> _Data listing_
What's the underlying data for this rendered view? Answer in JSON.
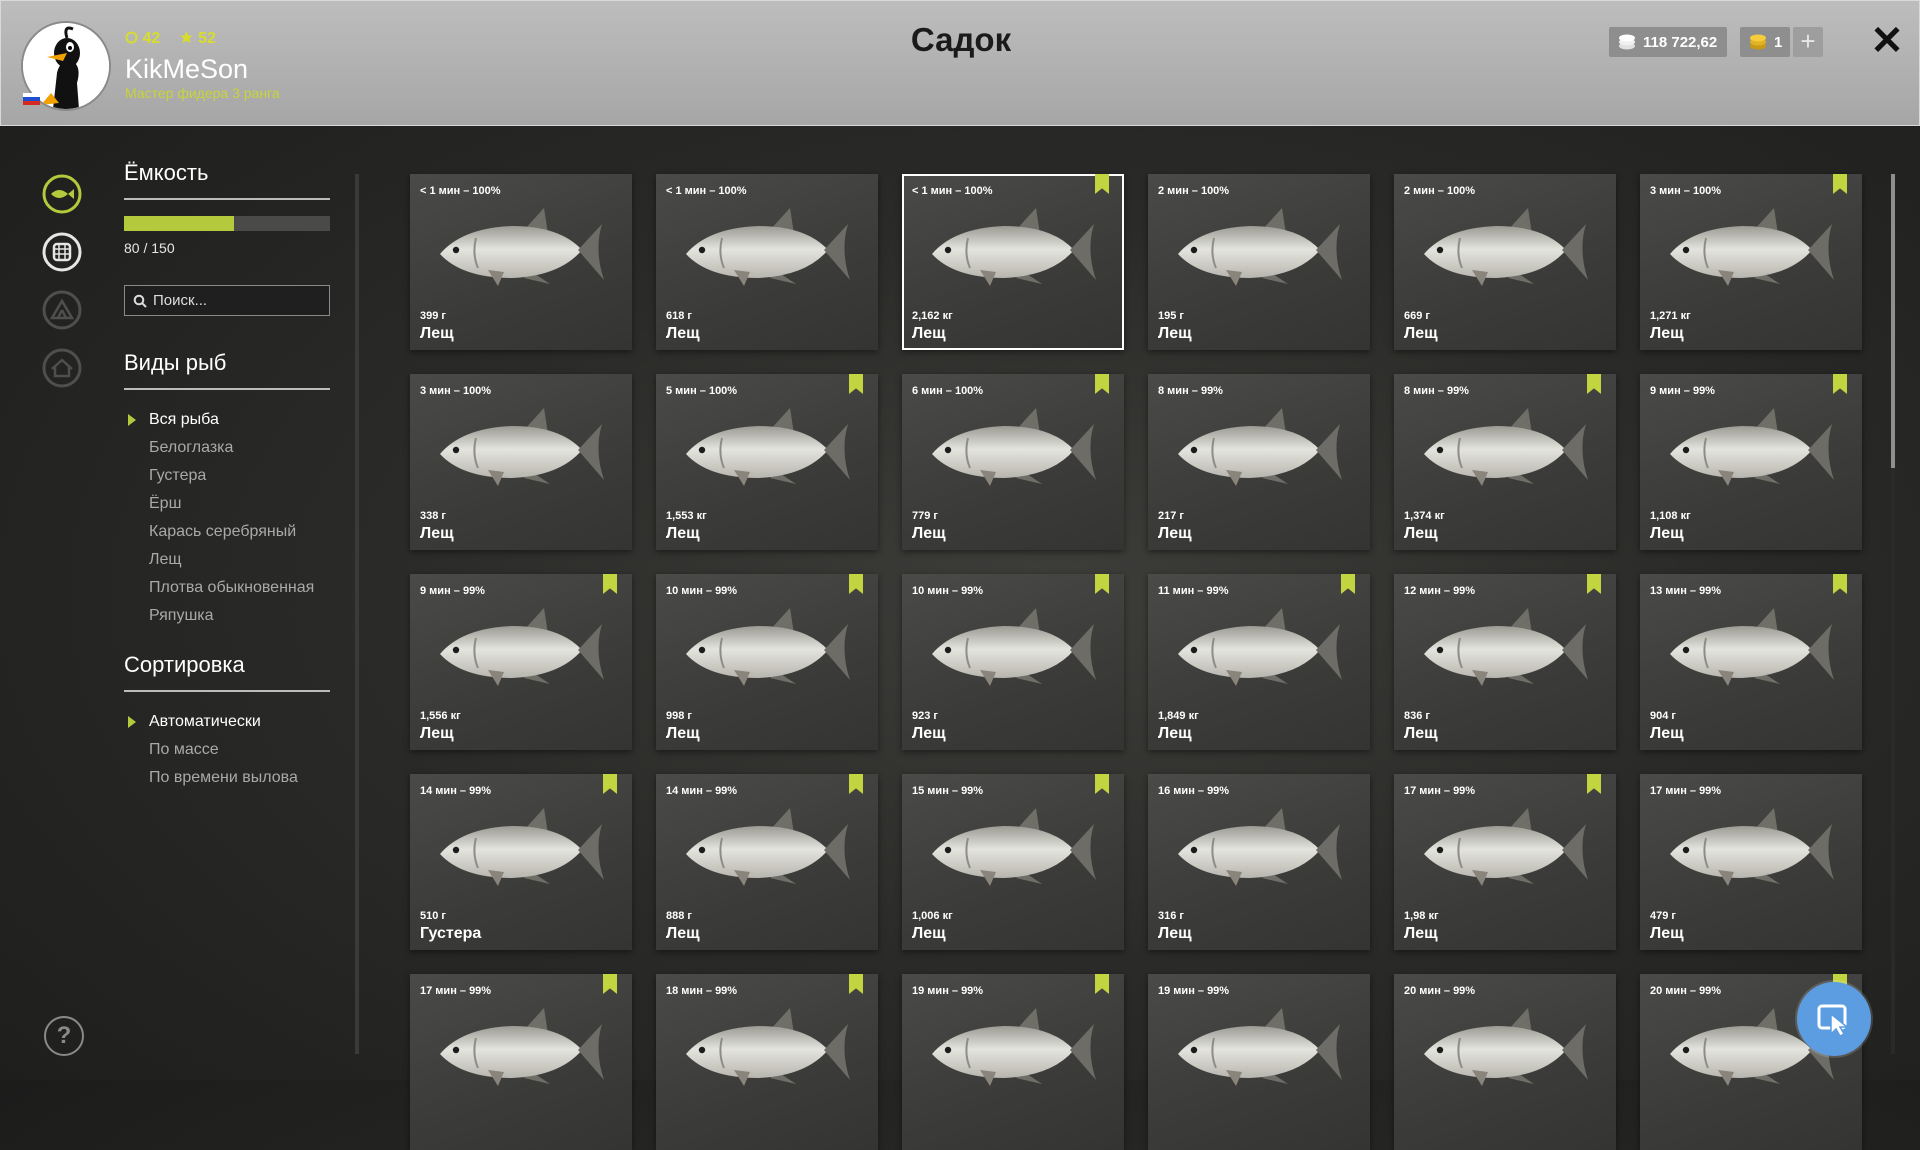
{
  "header": {
    "title": "Садок",
    "level": "42",
    "stars": "52",
    "username": "KikMeSon",
    "rank": "Мастер фидера 3 ранга",
    "money": "118 722,62",
    "gold": "1",
    "plus_label": "+",
    "close_label": "✕"
  },
  "panel": {
    "capacity_title": "Ёмкость",
    "capacity_text": "80 / 150",
    "capacity_fraction": 0.533,
    "search_placeholder": "Поиск...",
    "species_title": "Виды рыб",
    "species": [
      "Вся рыба",
      "Белоглазка",
      "Густера",
      "Ёрш",
      "Карась серебряный",
      "Лещ",
      "Плотва обыкновенная",
      "Ряпушка"
    ],
    "sort_title": "Сортировка",
    "sort_options": [
      "Автоматически",
      "По массе",
      "По времени вылова"
    ]
  },
  "fish_cards": [
    {
      "time": "< 1 мин – 100%",
      "weight": "399 г",
      "name": "Лещ",
      "bookmark": false
    },
    {
      "time": "< 1 мин – 100%",
      "weight": "618 г",
      "name": "Лещ",
      "bookmark": false
    },
    {
      "time": "< 1 мин – 100%",
      "weight": "2,162 кг",
      "name": "Лещ",
      "bookmark": true,
      "selected": true
    },
    {
      "time": "2 мин – 100%",
      "weight": "195 г",
      "name": "Лещ",
      "bookmark": false
    },
    {
      "time": "2 мин – 100%",
      "weight": "669 г",
      "name": "Лещ",
      "bookmark": false
    },
    {
      "time": "3 мин – 100%",
      "weight": "1,271 кг",
      "name": "Лещ",
      "bookmark": true
    },
    {
      "time": "3 мин – 100%",
      "weight": "338 г",
      "name": "Лещ",
      "bookmark": false
    },
    {
      "time": "5 мин – 100%",
      "weight": "1,553 кг",
      "name": "Лещ",
      "bookmark": true
    },
    {
      "time": "6 мин – 100%",
      "weight": "779 г",
      "name": "Лещ",
      "bookmark": true
    },
    {
      "time": "8 мин – 99%",
      "weight": "217 г",
      "name": "Лещ",
      "bookmark": false
    },
    {
      "time": "8 мин – 99%",
      "weight": "1,374 кг",
      "name": "Лещ",
      "bookmark": true
    },
    {
      "time": "9 мин – 99%",
      "weight": "1,108 кг",
      "name": "Лещ",
      "bookmark": true
    },
    {
      "time": "9 мин – 99%",
      "weight": "1,556 кг",
      "name": "Лещ",
      "bookmark": true
    },
    {
      "time": "10 мин – 99%",
      "weight": "998 г",
      "name": "Лещ",
      "bookmark": true
    },
    {
      "time": "10 мин – 99%",
      "weight": "923 г",
      "name": "Лещ",
      "bookmark": true
    },
    {
      "time": "11 мин – 99%",
      "weight": "1,849 кг",
      "name": "Лещ",
      "bookmark": true
    },
    {
      "time": "12 мин – 99%",
      "weight": "836 г",
      "name": "Лещ",
      "bookmark": true
    },
    {
      "time": "13 мин – 99%",
      "weight": "904 г",
      "name": "Лещ",
      "bookmark": true
    },
    {
      "time": "14 мин – 99%",
      "weight": "510 г",
      "name": "Густера",
      "bookmark": true
    },
    {
      "time": "14 мин – 99%",
      "weight": "888 г",
      "name": "Лещ",
      "bookmark": true
    },
    {
      "time": "15 мин – 99%",
      "weight": "1,006 кг",
      "name": "Лещ",
      "bookmark": true
    },
    {
      "time": "16 мин – 99%",
      "weight": "316 г",
      "name": "Лещ",
      "bookmark": false
    },
    {
      "time": "17 мин – 99%",
      "weight": "1,98 кг",
      "name": "Лещ",
      "bookmark": true
    },
    {
      "time": "17 мин – 99%",
      "weight": "479 г",
      "name": "Лещ",
      "bookmark": false
    },
    {
      "time": "17 мин – 99%",
      "weight": "",
      "name": "",
      "bookmark": true
    },
    {
      "time": "18 мин – 99%",
      "weight": "",
      "name": "",
      "bookmark": true
    },
    {
      "time": "19 мин – 99%",
      "weight": "",
      "name": "",
      "bookmark": true
    },
    {
      "time": "19 мин – 99%",
      "weight": "",
      "name": "",
      "bookmark": false
    },
    {
      "time": "20 мин – 99%",
      "weight": "",
      "name": "",
      "bookmark": false
    },
    {
      "time": "20 мин – 99%",
      "weight": "",
      "name": "",
      "bookmark": true
    }
  ],
  "help_label": "?",
  "icons": {
    "accent": "#b4c93c",
    "rail": [
      "fish-icon",
      "keepnet-icon",
      "tent-icon",
      "home-icon"
    ],
    "float_button": "cursor-window-icon"
  }
}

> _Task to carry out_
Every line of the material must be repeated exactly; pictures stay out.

> _Task response_
What's the underlying data for this rendered view? Answer in JSON.
{
  "header": {
    "title": "Садок",
    "level": "42",
    "stars": "52",
    "username": "KikMeSon",
    "rank": "Мастер фидера 3 ранга",
    "money": "118 722,62",
    "gold": "1",
    "plus_label": "+",
    "close_label": "✕"
  },
  "panel": {
    "capacity_title": "Ёмкость",
    "capacity_text": "80 / 150",
    "capacity_fraction": 0.533,
    "search_placeholder": "Поиск...",
    "species_title": "Виды рыб",
    "species": [
      "Вся рыба",
      "Белоглазка",
      "Густера",
      "Ёрш",
      "Карась серебряный",
      "Лещ",
      "Плотва обыкновенная",
      "Ряпушка"
    ],
    "sort_title": "Сортировка",
    "sort_options": [
      "Автоматически",
      "По массе",
      "По времени вылова"
    ]
  },
  "fish_cards": [
    {
      "time": "< 1 мин – 100%",
      "weight": "399 г",
      "name": "Лещ",
      "bookmark": false
    },
    {
      "time": "< 1 мин – 100%",
      "weight": "618 г",
      "name": "Лещ",
      "bookmark": false
    },
    {
      "time": "< 1 мин – 100%",
      "weight": "2,162 кг",
      "name": "Лещ",
      "bookmark": true,
      "selected": true
    },
    {
      "time": "2 мин – 100%",
      "weight": "195 г",
      "name": "Лещ",
      "bookmark": false
    },
    {
      "time": "2 мин – 100%",
      "weight": "669 г",
      "name": "Лещ",
      "bookmark": false
    },
    {
      "time": "3 мин – 100%",
      "weight": "1,271 кг",
      "name": "Лещ",
      "bookmark": true
    },
    {
      "time": "3 мин – 100%",
      "weight": "338 г",
      "name": "Лещ",
      "bookmark": false
    },
    {
      "time": "5 мин – 100%",
      "weight": "1,553 кг",
      "name": "Лещ",
      "bookmark": true
    },
    {
      "time": "6 мин – 100%",
      "weight": "779 г",
      "name": "Лещ",
      "bookmark": true
    },
    {
      "time": "8 мин – 99%",
      "weight": "217 г",
      "name": "Лещ",
      "bookmark": false
    },
    {
      "time": "8 мин – 99%",
      "weight": "1,374 кг",
      "name": "Лещ",
      "bookmark": true
    },
    {
      "time": "9 мин – 99%",
      "weight": "1,108 кг",
      "name": "Лещ",
      "bookmark": true
    },
    {
      "time": "9 мин – 99%",
      "weight": "1,556 кг",
      "name": "Лещ",
      "bookmark": true
    },
    {
      "time": "10 мин – 99%",
      "weight": "998 г",
      "name": "Лещ",
      "bookmark": true
    },
    {
      "time": "10 мин – 99%",
      "weight": "923 г",
      "name": "Лещ",
      "bookmark": true
    },
    {
      "time": "11 мин – 99%",
      "weight": "1,849 кг",
      "name": "Лещ",
      "bookmark": true
    },
    {
      "time": "12 мин – 99%",
      "weight": "836 г",
      "name": "Лещ",
      "bookmark": true
    },
    {
      "time": "13 мин – 99%",
      "weight": "904 г",
      "name": "Лещ",
      "bookmark": true
    },
    {
      "time": "14 мин – 99%",
      "weight": "510 г",
      "name": "Густера",
      "bookmark": true
    },
    {
      "time": "14 мин – 99%",
      "weight": "888 г",
      "name": "Лещ",
      "bookmark": true
    },
    {
      "time": "15 мин – 99%",
      "weight": "1,006 кг",
      "name": "Лещ",
      "bookmark": true
    },
    {
      "time": "16 мин – 99%",
      "weight": "316 г",
      "name": "Лещ",
      "bookmark": false
    },
    {
      "time": "17 мин – 99%",
      "weight": "1,98 кг",
      "name": "Лещ",
      "bookmark": true
    },
    {
      "time": "17 мин – 99%",
      "weight": "479 г",
      "name": "Лещ",
      "bookmark": false
    },
    {
      "time": "17 мин – 99%",
      "weight": "",
      "name": "",
      "bookmark": true
    },
    {
      "time": "18 мин – 99%",
      "weight": "",
      "name": "",
      "bookmark": true
    },
    {
      "time": "19 мин – 99%",
      "weight": "",
      "name": "",
      "bookmark": true
    },
    {
      "time": "19 мин – 99%",
      "weight": "",
      "name": "",
      "bookmark": false
    },
    {
      "time": "20 мин – 99%",
      "weight": "",
      "name": "",
      "bookmark": false
    },
    {
      "time": "20 мин – 99%",
      "weight": "",
      "name": "",
      "bookmark": true
    }
  ],
  "help_label": "?",
  "icons": {
    "accent": "#b4c93c",
    "rail": [
      "fish-icon",
      "keepnet-icon",
      "tent-icon",
      "home-icon"
    ],
    "float_button": "cursor-window-icon"
  }
}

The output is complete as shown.